BEGIN Listed entries
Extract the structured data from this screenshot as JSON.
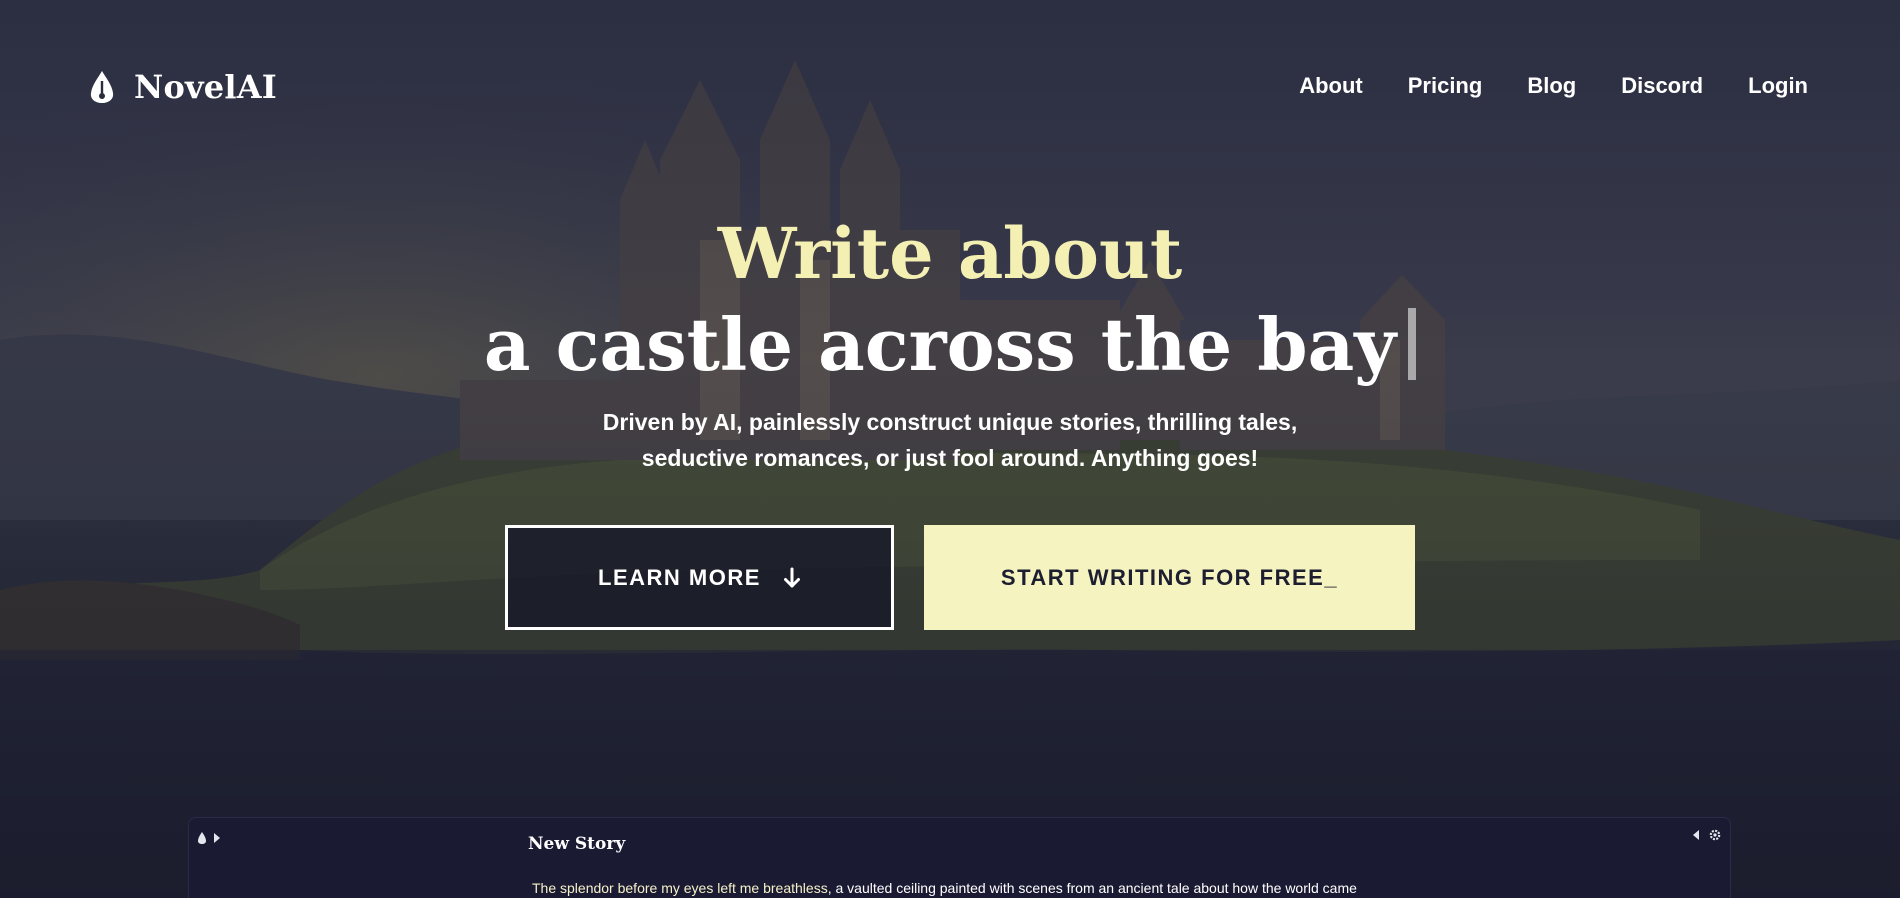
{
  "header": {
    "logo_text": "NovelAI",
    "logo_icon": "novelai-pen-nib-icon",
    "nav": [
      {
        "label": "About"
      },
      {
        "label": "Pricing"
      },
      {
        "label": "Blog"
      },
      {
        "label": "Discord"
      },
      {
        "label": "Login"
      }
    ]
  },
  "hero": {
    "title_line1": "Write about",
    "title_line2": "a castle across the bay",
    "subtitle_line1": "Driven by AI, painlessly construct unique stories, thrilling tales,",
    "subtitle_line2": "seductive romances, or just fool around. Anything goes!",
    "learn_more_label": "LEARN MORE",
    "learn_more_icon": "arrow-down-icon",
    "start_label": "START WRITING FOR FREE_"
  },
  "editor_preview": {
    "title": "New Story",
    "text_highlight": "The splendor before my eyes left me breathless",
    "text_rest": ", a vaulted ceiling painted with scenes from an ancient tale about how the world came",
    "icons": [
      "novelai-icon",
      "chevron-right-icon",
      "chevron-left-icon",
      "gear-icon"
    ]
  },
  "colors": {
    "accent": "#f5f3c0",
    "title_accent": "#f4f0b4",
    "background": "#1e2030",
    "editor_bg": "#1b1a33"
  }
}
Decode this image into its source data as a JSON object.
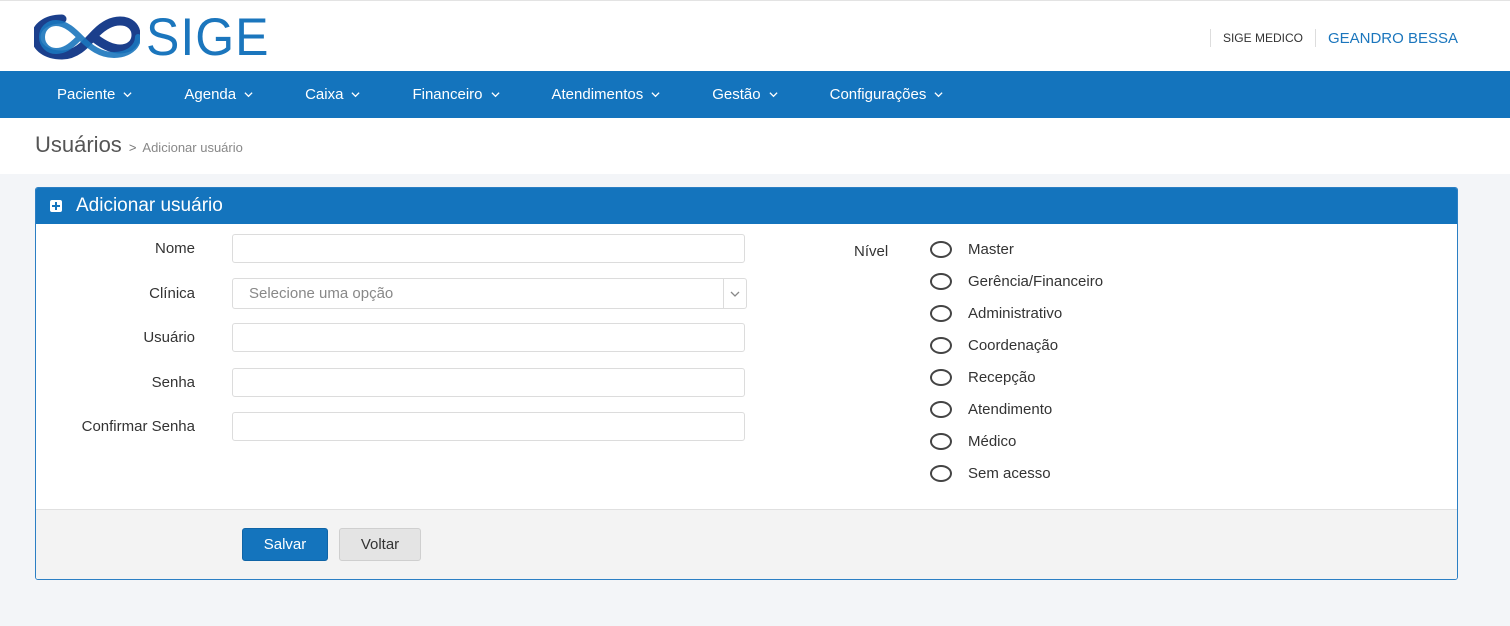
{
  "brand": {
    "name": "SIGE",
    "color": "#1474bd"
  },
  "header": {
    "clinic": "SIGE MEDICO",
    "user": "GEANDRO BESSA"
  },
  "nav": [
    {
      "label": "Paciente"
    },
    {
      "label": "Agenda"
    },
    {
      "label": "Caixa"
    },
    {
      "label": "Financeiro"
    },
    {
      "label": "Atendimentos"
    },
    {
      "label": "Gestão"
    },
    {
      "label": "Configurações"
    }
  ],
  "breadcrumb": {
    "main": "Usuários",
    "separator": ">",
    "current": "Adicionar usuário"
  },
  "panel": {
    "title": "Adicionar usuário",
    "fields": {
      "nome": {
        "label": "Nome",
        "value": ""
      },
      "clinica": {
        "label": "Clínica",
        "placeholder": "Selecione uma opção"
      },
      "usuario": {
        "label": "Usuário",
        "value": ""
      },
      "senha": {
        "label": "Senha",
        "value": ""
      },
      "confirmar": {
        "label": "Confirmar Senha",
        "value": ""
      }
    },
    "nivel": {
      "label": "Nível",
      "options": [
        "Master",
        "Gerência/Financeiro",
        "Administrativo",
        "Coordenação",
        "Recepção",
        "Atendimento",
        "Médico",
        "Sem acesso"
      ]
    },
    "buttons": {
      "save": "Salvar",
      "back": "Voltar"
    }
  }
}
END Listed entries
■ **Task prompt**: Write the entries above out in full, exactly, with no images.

■ **Solution for this problem**:
Extract the structured data from this screenshot as JSON.
{
  "header": {
    "logo_text": "NovelAI",
    "logo_icon": "novelai-pen-nib-icon",
    "nav": [
      {
        "label": "About"
      },
      {
        "label": "Pricing"
      },
      {
        "label": "Blog"
      },
      {
        "label": "Discord"
      },
      {
        "label": "Login"
      }
    ]
  },
  "hero": {
    "title_line1": "Write about",
    "title_line2": "a castle across the bay",
    "subtitle_line1": "Driven by AI, painlessly construct unique stories, thrilling tales,",
    "subtitle_line2": "seductive romances, or just fool around. Anything goes!",
    "learn_more_label": "LEARN MORE",
    "learn_more_icon": "arrow-down-icon",
    "start_label": "START WRITING FOR FREE_"
  },
  "editor_preview": {
    "title": "New Story",
    "text_highlight": "The splendor before my eyes left me breathless",
    "text_rest": ", a vaulted ceiling painted with scenes from an ancient tale about how the world came",
    "icons": [
      "novelai-icon",
      "chevron-right-icon",
      "chevron-left-icon",
      "gear-icon"
    ]
  },
  "colors": {
    "accent": "#f5f3c0",
    "title_accent": "#f4f0b4",
    "background": "#1e2030",
    "editor_bg": "#1b1a33"
  }
}
Decode this image into its source data as a JSON object.
{
  "brand": {
    "name": "SIGE",
    "color": "#1474bd"
  },
  "header": {
    "clinic": "SIGE MEDICO",
    "user": "GEANDRO BESSA"
  },
  "nav": [
    {
      "label": "Paciente"
    },
    {
      "label": "Agenda"
    },
    {
      "label": "Caixa"
    },
    {
      "label": "Financeiro"
    },
    {
      "label": "Atendimentos"
    },
    {
      "label": "Gestão"
    },
    {
      "label": "Configurações"
    }
  ],
  "breadcrumb": {
    "main": "Usuários",
    "separator": ">",
    "current": "Adicionar usuário"
  },
  "panel": {
    "title": "Adicionar usuário",
    "fields": {
      "nome": {
        "label": "Nome",
        "value": ""
      },
      "clinica": {
        "label": "Clínica",
        "placeholder": "Selecione uma opção"
      },
      "usuario": {
        "label": "Usuário",
        "value": ""
      },
      "senha": {
        "label": "Senha",
        "value": ""
      },
      "confirmar": {
        "label": "Confirmar Senha",
        "value": ""
      }
    },
    "nivel": {
      "label": "Nível",
      "options": [
        "Master",
        "Gerência/Financeiro",
        "Administrativo",
        "Coordenação",
        "Recepção",
        "Atendimento",
        "Médico",
        "Sem acesso"
      ]
    },
    "buttons": {
      "save": "Salvar",
      "back": "Voltar"
    }
  }
}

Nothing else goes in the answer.